Find and return every line of the data that contains the word "geografico".

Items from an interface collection
--------

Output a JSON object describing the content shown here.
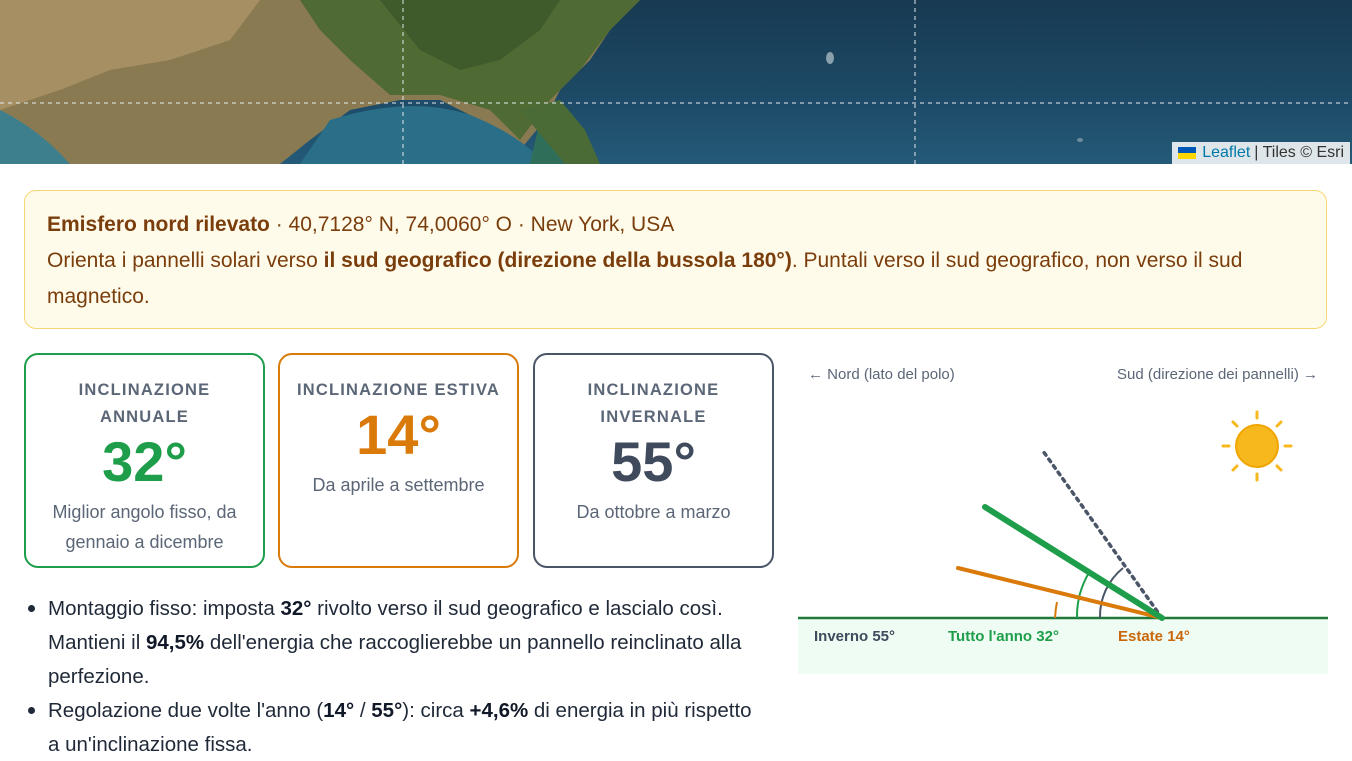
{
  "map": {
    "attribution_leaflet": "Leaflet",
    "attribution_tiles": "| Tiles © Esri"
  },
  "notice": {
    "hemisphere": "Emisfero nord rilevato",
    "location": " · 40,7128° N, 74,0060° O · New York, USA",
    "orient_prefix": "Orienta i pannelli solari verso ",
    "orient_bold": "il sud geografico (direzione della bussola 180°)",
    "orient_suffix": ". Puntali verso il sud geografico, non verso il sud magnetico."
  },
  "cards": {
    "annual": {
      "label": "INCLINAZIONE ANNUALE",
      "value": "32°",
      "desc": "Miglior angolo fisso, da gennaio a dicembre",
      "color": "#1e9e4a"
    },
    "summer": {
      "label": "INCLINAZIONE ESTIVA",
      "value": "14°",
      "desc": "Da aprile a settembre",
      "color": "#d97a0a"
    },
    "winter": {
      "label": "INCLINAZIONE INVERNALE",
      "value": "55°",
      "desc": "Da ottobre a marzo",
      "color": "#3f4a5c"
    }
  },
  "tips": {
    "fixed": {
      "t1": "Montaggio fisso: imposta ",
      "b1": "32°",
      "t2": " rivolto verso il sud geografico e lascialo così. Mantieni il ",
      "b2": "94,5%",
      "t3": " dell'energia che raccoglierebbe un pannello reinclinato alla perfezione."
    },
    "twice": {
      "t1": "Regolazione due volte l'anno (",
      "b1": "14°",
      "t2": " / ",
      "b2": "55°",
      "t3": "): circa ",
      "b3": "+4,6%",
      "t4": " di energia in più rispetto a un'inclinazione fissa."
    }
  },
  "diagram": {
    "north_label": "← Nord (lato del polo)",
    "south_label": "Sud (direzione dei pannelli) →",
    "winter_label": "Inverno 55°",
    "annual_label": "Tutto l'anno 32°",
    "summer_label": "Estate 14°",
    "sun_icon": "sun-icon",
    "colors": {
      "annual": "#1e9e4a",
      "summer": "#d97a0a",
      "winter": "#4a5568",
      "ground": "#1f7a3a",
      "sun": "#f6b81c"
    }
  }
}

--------

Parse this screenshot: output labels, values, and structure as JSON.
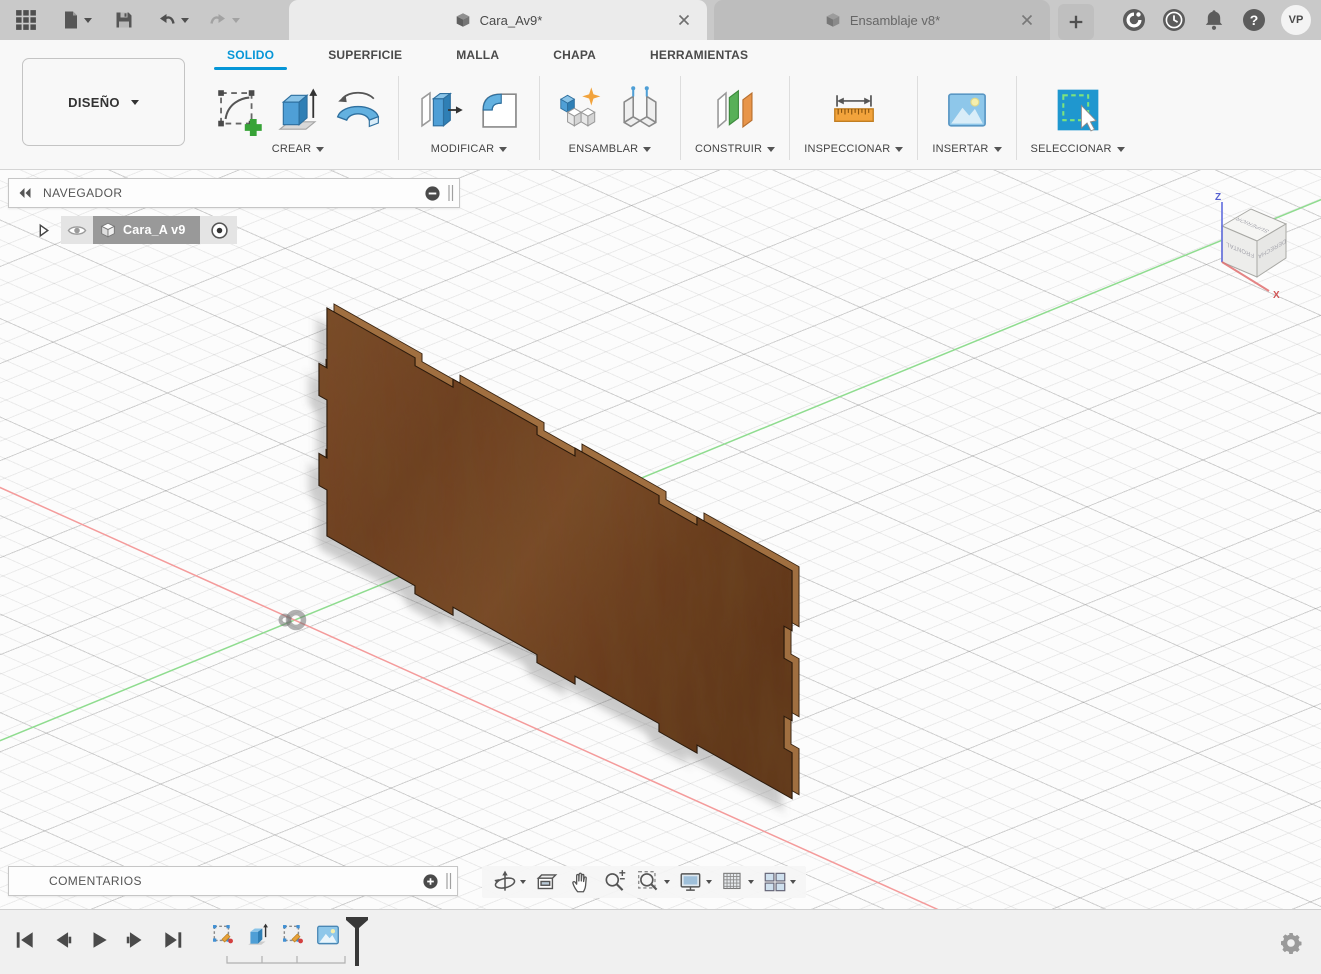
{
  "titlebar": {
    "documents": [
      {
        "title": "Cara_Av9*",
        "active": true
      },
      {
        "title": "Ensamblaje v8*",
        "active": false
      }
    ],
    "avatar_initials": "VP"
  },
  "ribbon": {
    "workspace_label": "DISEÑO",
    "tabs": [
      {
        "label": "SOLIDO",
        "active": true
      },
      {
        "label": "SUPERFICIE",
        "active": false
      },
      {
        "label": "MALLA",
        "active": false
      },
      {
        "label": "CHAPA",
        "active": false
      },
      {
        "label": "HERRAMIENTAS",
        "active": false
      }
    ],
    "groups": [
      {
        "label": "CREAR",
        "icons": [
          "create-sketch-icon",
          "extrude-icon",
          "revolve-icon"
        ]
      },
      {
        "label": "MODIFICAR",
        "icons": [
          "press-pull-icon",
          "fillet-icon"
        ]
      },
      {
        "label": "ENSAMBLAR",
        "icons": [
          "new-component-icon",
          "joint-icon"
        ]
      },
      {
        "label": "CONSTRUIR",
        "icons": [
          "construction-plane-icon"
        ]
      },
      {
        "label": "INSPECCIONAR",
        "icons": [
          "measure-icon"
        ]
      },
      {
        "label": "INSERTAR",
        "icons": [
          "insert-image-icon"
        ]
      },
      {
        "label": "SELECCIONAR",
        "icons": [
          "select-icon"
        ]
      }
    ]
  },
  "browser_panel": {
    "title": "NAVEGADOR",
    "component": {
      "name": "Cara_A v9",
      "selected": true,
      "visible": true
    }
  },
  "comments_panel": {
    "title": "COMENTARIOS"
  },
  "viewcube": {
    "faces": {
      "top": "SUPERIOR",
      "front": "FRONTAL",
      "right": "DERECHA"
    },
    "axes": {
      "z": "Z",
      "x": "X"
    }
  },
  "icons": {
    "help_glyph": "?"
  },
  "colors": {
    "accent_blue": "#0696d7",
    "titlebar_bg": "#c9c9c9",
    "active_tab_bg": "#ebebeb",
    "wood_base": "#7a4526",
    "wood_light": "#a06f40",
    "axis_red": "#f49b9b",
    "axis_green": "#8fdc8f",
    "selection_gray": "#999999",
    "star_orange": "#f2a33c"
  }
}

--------

> **Solution to the problem**
    "orient_bold": "il sud geografico (direzione della bussola 180°)",
    "orient_suffix": ". Puntali verso il sud geografico, non verso il sud magnetico."
      "t2": " rivolto verso il sud geografico e lascialo così. Mantieni il ",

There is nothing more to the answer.